• [Your goal] When a line below holds the string "icon", show that line.

• [Provided data]

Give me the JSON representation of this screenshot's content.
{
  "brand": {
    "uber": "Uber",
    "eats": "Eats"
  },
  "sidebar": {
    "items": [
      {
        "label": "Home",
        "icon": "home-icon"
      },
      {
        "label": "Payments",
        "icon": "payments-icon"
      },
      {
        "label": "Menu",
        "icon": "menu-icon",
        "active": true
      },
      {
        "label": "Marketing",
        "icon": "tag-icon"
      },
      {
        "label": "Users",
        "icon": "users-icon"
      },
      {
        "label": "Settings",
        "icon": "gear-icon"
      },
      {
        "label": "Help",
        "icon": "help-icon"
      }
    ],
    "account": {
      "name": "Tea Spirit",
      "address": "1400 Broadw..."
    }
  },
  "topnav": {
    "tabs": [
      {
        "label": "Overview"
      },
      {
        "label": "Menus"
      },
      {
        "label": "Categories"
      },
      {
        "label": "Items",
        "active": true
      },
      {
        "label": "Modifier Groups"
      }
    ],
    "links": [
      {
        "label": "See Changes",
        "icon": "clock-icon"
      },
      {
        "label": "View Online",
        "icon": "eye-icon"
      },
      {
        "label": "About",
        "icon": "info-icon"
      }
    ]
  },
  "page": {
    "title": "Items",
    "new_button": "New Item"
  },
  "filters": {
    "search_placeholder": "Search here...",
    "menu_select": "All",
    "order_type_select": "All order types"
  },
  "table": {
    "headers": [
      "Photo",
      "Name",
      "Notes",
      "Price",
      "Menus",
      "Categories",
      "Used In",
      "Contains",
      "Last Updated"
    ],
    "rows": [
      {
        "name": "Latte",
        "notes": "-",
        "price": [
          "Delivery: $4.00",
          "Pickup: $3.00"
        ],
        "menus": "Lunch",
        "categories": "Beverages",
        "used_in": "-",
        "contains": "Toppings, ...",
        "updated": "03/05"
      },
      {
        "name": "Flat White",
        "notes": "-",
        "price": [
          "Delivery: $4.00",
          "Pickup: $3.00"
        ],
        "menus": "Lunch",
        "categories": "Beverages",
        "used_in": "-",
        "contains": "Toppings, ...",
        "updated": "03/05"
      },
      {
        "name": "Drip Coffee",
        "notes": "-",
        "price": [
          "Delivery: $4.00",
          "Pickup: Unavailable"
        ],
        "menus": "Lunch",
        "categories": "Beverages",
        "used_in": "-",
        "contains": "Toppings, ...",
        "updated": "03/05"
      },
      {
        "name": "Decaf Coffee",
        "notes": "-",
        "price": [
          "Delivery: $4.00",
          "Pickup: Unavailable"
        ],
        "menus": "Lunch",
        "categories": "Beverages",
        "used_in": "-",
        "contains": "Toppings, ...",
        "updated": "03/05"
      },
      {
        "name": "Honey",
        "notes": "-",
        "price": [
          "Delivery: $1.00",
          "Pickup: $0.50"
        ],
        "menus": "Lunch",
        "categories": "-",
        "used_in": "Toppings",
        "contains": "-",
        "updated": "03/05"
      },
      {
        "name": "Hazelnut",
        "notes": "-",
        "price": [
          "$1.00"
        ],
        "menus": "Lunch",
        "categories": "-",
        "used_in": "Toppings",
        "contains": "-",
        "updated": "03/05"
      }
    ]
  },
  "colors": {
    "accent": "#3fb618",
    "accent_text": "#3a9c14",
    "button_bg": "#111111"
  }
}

• [Answer to this problem]
        "icon": "home-icon"
        "icon": "payments-icon"
        "icon": "menu-icon",
        "icon": "tag-icon"
        "icon": "users-icon"
        "icon": "gear-icon"
        "icon": "help-icon"
        "icon": "clock-icon"
        "icon": "eye-icon"
        "icon": "info-icon"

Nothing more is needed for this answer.